Saved data entries

____

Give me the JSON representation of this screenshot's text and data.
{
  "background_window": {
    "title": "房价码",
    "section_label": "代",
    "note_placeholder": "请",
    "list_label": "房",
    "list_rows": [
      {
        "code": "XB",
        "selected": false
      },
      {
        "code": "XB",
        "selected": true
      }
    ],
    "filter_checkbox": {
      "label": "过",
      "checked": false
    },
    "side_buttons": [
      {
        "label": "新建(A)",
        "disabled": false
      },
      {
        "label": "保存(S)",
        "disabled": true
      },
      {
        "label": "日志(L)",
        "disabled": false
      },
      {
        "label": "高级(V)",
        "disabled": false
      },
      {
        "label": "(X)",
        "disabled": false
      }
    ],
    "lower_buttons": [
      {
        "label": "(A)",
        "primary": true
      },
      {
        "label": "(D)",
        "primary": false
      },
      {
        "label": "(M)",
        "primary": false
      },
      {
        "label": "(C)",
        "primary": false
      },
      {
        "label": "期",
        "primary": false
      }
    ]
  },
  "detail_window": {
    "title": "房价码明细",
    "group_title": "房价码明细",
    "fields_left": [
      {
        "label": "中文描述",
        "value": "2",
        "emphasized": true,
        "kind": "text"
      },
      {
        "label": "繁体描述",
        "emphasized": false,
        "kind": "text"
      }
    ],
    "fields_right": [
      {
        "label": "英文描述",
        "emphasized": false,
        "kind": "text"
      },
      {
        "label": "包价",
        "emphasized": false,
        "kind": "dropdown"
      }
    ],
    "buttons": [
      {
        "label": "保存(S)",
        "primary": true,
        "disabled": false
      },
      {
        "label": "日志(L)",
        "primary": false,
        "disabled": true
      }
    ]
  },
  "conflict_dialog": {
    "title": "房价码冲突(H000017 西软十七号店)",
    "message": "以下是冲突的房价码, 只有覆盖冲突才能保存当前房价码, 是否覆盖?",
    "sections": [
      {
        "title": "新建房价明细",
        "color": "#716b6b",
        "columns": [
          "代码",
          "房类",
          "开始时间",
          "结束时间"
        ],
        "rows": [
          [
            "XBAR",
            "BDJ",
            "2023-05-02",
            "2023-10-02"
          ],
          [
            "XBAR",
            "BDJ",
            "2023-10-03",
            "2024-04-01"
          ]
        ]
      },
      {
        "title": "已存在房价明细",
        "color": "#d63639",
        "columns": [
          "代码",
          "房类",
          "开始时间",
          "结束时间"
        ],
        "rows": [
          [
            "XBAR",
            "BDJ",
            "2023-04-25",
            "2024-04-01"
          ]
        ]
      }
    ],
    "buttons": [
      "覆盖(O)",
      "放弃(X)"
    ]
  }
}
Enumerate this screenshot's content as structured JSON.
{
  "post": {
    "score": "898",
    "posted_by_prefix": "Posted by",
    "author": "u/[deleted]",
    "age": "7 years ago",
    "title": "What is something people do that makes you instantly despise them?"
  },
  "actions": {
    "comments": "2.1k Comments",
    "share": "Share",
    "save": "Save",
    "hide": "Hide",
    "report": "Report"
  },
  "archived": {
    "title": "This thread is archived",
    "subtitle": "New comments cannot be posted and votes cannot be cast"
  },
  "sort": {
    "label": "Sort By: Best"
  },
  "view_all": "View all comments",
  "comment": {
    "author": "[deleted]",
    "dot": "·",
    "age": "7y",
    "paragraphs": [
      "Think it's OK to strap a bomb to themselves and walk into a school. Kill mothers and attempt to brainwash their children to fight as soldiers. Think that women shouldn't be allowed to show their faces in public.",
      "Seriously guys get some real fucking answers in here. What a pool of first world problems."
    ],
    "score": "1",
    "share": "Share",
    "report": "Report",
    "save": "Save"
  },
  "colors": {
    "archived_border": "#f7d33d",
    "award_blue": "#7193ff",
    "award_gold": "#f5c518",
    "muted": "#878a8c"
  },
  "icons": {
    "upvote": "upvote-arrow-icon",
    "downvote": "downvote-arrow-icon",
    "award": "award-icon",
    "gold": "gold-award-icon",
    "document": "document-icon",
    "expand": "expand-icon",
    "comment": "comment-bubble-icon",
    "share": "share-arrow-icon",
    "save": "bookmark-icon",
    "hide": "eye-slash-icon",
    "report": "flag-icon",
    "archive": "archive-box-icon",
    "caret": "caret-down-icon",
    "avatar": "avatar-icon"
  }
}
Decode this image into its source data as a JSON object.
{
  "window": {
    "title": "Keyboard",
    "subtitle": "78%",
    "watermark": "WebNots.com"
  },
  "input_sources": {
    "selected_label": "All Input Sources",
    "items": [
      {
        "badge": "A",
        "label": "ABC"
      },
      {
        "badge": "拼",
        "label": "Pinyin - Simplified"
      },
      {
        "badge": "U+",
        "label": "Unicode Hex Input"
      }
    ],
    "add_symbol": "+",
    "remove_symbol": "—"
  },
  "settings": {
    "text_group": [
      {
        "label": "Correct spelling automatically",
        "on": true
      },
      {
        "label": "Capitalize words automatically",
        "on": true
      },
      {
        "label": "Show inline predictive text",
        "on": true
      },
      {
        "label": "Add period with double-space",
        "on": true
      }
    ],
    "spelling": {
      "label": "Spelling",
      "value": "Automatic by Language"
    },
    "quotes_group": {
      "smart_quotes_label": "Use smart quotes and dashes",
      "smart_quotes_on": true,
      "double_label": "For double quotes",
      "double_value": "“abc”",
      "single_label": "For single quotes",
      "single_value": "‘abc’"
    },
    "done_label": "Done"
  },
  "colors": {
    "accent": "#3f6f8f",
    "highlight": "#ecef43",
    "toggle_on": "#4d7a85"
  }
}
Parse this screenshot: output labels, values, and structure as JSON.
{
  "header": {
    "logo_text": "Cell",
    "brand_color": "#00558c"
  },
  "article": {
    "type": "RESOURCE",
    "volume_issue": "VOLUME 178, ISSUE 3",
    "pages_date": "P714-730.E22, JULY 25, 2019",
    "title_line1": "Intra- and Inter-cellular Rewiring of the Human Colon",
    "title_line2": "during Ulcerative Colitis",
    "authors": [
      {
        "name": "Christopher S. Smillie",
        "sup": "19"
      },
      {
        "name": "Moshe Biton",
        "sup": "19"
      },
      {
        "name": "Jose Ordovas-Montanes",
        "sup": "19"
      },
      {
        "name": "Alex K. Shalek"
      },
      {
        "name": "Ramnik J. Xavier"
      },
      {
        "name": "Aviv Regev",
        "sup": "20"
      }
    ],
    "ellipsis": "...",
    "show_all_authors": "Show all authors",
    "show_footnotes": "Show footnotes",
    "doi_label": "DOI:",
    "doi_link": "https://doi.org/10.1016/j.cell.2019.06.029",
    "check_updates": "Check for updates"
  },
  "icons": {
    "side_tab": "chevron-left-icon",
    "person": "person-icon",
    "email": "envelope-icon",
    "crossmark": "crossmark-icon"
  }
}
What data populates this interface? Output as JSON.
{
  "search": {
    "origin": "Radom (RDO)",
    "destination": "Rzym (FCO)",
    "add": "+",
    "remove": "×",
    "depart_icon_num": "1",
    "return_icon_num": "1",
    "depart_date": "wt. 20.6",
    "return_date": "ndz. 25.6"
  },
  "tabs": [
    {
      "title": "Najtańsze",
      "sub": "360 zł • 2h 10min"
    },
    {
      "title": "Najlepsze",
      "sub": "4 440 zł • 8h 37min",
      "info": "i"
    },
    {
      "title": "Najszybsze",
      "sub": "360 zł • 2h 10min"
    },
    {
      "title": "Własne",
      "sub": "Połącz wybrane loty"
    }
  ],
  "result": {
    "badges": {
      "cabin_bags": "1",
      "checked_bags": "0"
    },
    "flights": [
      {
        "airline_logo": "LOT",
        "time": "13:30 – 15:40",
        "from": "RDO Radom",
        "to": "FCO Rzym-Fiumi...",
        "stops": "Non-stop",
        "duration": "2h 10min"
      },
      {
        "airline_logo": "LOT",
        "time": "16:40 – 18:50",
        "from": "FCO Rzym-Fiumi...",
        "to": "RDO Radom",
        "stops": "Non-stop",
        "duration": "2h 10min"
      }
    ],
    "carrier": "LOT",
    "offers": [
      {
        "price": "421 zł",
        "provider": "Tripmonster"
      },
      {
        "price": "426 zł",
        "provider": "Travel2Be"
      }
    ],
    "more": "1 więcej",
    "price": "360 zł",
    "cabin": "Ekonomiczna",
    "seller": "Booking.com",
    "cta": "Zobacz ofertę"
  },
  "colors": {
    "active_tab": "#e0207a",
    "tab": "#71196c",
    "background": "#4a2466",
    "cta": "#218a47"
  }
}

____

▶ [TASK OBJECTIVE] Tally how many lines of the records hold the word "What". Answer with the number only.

▶ [EXERCISE RESPONSE] 3